I'm not sure who to credit for this graphic. If anyone knows the original source, please leave it in the comments.

You can visit these pages for for more information and resources:

VegasStrong on Facebook 

Las Vegas Metropolitan Police - Victim and Family Assistance Resources

Friday, January 20, 2017

A Visit to Seven Magic Mountains

If the neon boulders at Seven Magic Mountains remind you of the colorful rock formations found throughout the Southwestern United States, you understand what the artist had in mind.

Ugo Rondinone’s Seven Magic Mountains inspires strong reactions. I’ve read both derisive comments that question its artistic merit and enthusiastic reviews extolling the giant land art.

I recently visited the piece one Sunday afternoon and found the area full of happy people who were snapping pictures and exploring the stacks of boulders. Whatever the detractors may say, the people I saw were enjoying the sight of Seven Magic Mountains, situated with the dry lake bed of Jean on one side and I15 on the other. 

So, is Seven Magic Mountains “art”? I’ve read plenty of comments from people who think it’s not. That begs the question: What is art? To me, it’s creative work that inspires, enlightens, informs or delights. For some people, it’s all about technical mastery or technique, and they only see art in things like a Renaissance painting or a Rodin sculpture. That’s the thing about art: it’s subjective. 

Rondinone took five years to create Seven Magic Mountains, which is built from locally-sourced limestone boulders. According to an interview with the artist in Art News, he took inspiration from hoodoos and the “meditation practice of balancing stones.” 

Some of the most striking pictures I've seen of the piece were taken at sunrise or sunset when the towers are standing alone in the desert. 

But on the day I visited, the presence of people made it feel like a mini-festival. My hubby, our dog Gigi, and I walked from a crowded parking lot down a short desert path filled with a stream of people. A woman in front of us was carrying a little drone, which we later got to watch fly as we walked around the boulders.

Not long after we arrived, a tour helicopter flew in, buzzing in a quick arc around the towers before turning and zipping back toward town. 

Nearby on I15, the cars and trucks were speeding by.

Despite their 30-35 foot height, the stacks are dwarfed by the vastness of the Mojave, which appeared an obvious metaphor for Las Vegas. 
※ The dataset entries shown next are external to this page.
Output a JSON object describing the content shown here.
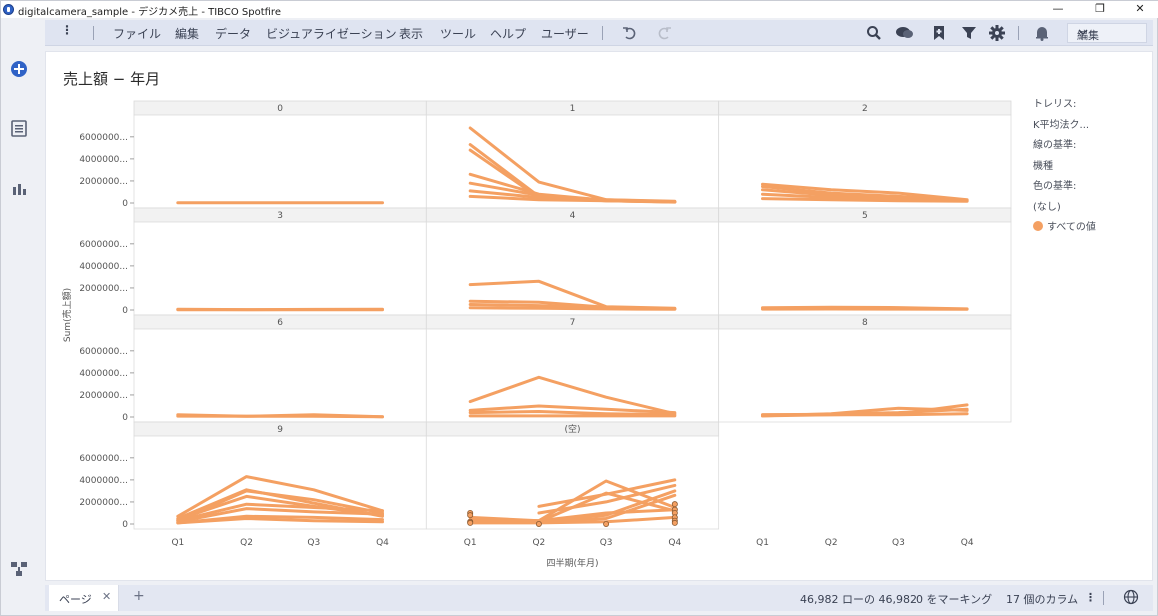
{
  "window": {
    "title": "digitalcamera_sample - デジカメ売上 - TIBCO Spotfire",
    "minimize": "—",
    "restore": "❐",
    "close": "✕"
  },
  "menu": {
    "items": [
      "ファイル",
      "編集",
      "データ",
      "ビジュアライゼーション",
      "表示",
      "ツール",
      "ヘルプ",
      "ユーザー"
    ],
    "mode": "編集"
  },
  "colors": {
    "line": "#f4a062",
    "accent": "#2f62c6",
    "panel_header": "#f2f2f2",
    "grid": "#e6e6e6"
  },
  "chart_data": {
    "type": "line",
    "title": "売上額 − 年月",
    "ylabel": "Sum(売上額)",
    "xlabel": "四半期(年月)",
    "x": [
      "Q1",
      "Q2",
      "Q3",
      "Q4"
    ],
    "y_ticks": [
      "6000000...",
      "4000000...",
      "2000000...",
      "0"
    ],
    "y_values": [
      6000000,
      4000000,
      2000000,
      0
    ],
    "ylim": [
      0,
      7800000
    ],
    "grid": true,
    "legend_position": "right",
    "trellis": [
      {
        "panel": "0",
        "series": [
          [
            20000,
            20000,
            20000,
            20000
          ]
        ]
      },
      {
        "panel": "1",
        "series": [
          [
            6800000,
            1900000,
            300000,
            100000
          ],
          [
            5300000,
            600000,
            200000,
            100000
          ],
          [
            4800000,
            500000,
            200000,
            100000
          ],
          [
            2600000,
            800000,
            250000,
            100000
          ],
          [
            1800000,
            700000,
            250000,
            100000
          ],
          [
            1100000,
            500000,
            300000,
            150000
          ],
          [
            600000,
            300000,
            200000,
            80000
          ]
        ]
      },
      {
        "panel": "2",
        "series": [
          [
            1700000,
            1200000,
            900000,
            300000
          ],
          [
            1500000,
            900000,
            600000,
            250000
          ],
          [
            1200000,
            700000,
            400000,
            200000
          ],
          [
            800000,
            500000,
            300000,
            200000
          ],
          [
            400000,
            300000,
            200000,
            150000
          ]
        ]
      },
      {
        "panel": "3",
        "series": [
          [
            60000,
            40000,
            50000,
            60000
          ],
          [
            20000,
            20000,
            20000,
            20000
          ]
        ]
      },
      {
        "panel": "4",
        "series": [
          [
            2300000,
            2600000,
            300000,
            150000
          ],
          [
            800000,
            700000,
            250000,
            100000
          ],
          [
            500000,
            400000,
            200000,
            100000
          ],
          [
            200000,
            150000,
            100000,
            60000
          ]
        ]
      },
      {
        "panel": "5",
        "series": [
          [
            200000,
            250000,
            220000,
            100000
          ],
          [
            80000,
            90000,
            80000,
            60000
          ]
        ]
      },
      {
        "panel": "6",
        "series": [
          [
            200000,
            60000,
            200000,
            20000
          ],
          [
            80000,
            60000,
            60000,
            20000
          ]
        ]
      },
      {
        "panel": "7",
        "series": [
          [
            1400000,
            3600000,
            1800000,
            300000
          ],
          [
            600000,
            1000000,
            700000,
            400000
          ],
          [
            400000,
            500000,
            300000,
            200000
          ],
          [
            100000,
            100000,
            100000,
            100000
          ]
        ]
      },
      {
        "panel": "8",
        "series": [
          [
            100000,
            300000,
            800000,
            600000
          ],
          [
            200000,
            200000,
            300000,
            1100000
          ],
          [
            200000,
            250000,
            400000,
            700000
          ],
          [
            100000,
            200000,
            200000,
            300000
          ]
        ]
      },
      {
        "panel": "9",
        "series": [
          [
            700000,
            4300000,
            3100000,
            1200000
          ],
          [
            500000,
            3100000,
            1900000,
            700000
          ],
          [
            300000,
            3000000,
            2200000,
            1000000
          ],
          [
            400000,
            2500000,
            1600000,
            800000
          ],
          [
            300000,
            1800000,
            1500000,
            1200000
          ],
          [
            200000,
            1400000,
            1100000,
            900000
          ],
          [
            100000,
            700000,
            600000,
            400000
          ],
          [
            100000,
            500000,
            300000,
            200000
          ]
        ]
      },
      {
        "panel": "(空)",
        "series": [
          [
            400000,
            300000,
            3900000,
            1500000
          ],
          [
            300000,
            200000,
            2800000,
            1200000
          ],
          [
            null,
            1600000,
            2700000,
            4000000
          ],
          [
            null,
            1000000,
            2000000,
            3500000
          ],
          [
            200000,
            300000,
            800000,
            3000000
          ],
          [
            300000,
            200000,
            500000,
            2600000
          ],
          [
            600000,
            300000,
            1000000,
            1300000
          ],
          [
            100000,
            100000,
            200000,
            600000
          ]
        ],
        "markers": [
          [
            "Q1",
            1000000
          ],
          [
            "Q1",
            800000
          ],
          [
            "Q1",
            200000
          ],
          [
            "Q1",
            100000
          ],
          [
            "Q2",
            0
          ],
          [
            "Q3",
            0
          ],
          [
            "Q4",
            1800000
          ],
          [
            "Q4",
            1300000
          ],
          [
            "Q4",
            1000000
          ],
          [
            "Q4",
            600000
          ],
          [
            "Q4",
            300000
          ],
          [
            "Q4",
            100000
          ]
        ]
      }
    ]
  },
  "legend": {
    "trellis_label": "トレリス:",
    "trellis_value": "K平均法ク...",
    "line_label": "線の基準:",
    "line_value": "機種",
    "color_label": "色の基準:",
    "color_value": "(なし)",
    "item": "すべての値"
  },
  "status": {
    "page_tab": "ページ",
    "rows": "46,982 ローの 46,982",
    "marked": "0 をマーキング",
    "columns": "17 個のカラム"
  }
}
I loved seeing people wandering around in the desert, taking pictures of not just Seven Magic Mountains, but of the landscape around them. Whether or not you like Rondinone’s artistry, you have to acknowledge the magnificence of the place where it sits. 

Seven Magic Mountains is planned to be on display for two years. It opened May 11, 2016.

Background Note: For those who are concerned about taxpayer funds being spent for the project, don’t worry--Jane Ann Morrison at the RJ reported that of the $3.5 million it cost, only $100,000 came from taxpayer monies via the Nevada Commission on Tourism. That makes sense to me, considering the international attention the installation has drawn. The rest of the funds were raised from donations.

Have you been to Seven Magic Mountains?